Task description. In the material below, how many lines contain the word "Universal"? The reply must be that number alone.

Supplied entries.
:::::

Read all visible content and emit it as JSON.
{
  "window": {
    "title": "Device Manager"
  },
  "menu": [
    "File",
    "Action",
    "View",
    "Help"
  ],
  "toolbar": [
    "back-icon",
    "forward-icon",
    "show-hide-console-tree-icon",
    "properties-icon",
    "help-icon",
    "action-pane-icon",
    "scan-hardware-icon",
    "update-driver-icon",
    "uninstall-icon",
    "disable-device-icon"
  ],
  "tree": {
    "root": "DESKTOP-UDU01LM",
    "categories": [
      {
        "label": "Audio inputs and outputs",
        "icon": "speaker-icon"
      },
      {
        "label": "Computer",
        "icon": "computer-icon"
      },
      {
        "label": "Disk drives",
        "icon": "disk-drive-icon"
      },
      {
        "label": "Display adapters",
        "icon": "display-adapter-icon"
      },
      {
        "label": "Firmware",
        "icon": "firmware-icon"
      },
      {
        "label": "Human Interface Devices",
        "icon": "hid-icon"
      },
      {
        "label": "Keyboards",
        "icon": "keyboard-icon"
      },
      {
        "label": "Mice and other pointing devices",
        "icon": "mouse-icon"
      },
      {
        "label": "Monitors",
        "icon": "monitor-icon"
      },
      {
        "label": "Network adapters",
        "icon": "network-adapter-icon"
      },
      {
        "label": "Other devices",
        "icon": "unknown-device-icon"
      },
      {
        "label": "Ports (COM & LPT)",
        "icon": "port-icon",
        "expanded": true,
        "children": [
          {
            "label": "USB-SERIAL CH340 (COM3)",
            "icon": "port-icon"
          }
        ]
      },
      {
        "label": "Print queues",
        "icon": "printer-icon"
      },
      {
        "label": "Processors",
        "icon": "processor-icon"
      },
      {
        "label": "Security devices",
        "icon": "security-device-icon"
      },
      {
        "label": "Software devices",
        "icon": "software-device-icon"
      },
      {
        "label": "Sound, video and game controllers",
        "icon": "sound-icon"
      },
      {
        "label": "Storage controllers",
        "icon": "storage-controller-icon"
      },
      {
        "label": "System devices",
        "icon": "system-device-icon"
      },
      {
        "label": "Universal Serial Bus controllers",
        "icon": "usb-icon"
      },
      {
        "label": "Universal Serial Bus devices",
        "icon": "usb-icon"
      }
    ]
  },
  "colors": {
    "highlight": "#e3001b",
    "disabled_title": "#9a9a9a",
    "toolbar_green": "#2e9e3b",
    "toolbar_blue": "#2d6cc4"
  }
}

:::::

Exercise output. 2